Ingeborg Bachmann (1926-1973)
Ingeborg Bachmann was born in Carinthia and studied philosophy, psychology all over Austria before she settled down in Vienna. In 1951, she started working as an editor at an Austrian radio station, where she wrote her first radio play.
In 1952 she acchieved breakthrough by reading her lyrical poetry at a "Gruppe 47" meeting, a loose confederation of writers known for their ardent interest in theory and debatte. From 1953 she kept moving between Vienna, Zurich and Rome, where she eventually settled down in 1963. Her poetry collections 'Gestundete Zeit' (Deferred Time) and 'Anrufung des Großen Bären' (Invocation of the Great Bear) were highly successful.
In 1961 her partly autobiographic collection of short stories 'Das dreissigste Jahr' (The Thirtieth Year) was published, in which she criticized post-war society.

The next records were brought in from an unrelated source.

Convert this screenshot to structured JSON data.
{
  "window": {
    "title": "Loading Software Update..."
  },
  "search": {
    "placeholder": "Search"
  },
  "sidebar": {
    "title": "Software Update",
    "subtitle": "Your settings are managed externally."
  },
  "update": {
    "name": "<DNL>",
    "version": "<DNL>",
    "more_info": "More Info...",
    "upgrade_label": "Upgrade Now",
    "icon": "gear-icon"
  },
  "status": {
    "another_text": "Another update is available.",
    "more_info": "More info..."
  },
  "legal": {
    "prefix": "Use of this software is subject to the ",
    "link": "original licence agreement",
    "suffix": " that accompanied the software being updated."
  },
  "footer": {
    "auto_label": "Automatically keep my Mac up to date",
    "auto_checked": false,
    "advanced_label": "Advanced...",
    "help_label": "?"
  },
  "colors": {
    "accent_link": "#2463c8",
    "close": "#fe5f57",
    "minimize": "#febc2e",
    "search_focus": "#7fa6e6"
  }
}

Her short stories collected in 'Simultan' belong to the most dense short stories in German language and are a definite highlight allowing for insights into the Austrian way of being.
In 1971 she wrote her first novel 'Malina', taking on a very introverted stance and exploring the possibilities of subjective 'female writing' long before feminism pocketed the concept. 'Malina' was part of her unfinished project 'Todesarten' cycle (Ways of Dying). However, her novels 'Der Fall Franza' (Franza's Case) and 'Requiem für Fanny Goldmann' (Requiem for Fanny Goldmann) where published posthumously and in fragments only. In 1973 Ingeborg Bachmann died, because she fell asleep smoking in her bed.
Ingeborg Bachmann is one of the major players in Austrian literature. She was awarded many prices. One of Austria's major annual literary awards was named in her honor Ingeborg Bachmann price. Some of her short stories and radio plays have been turned into movies.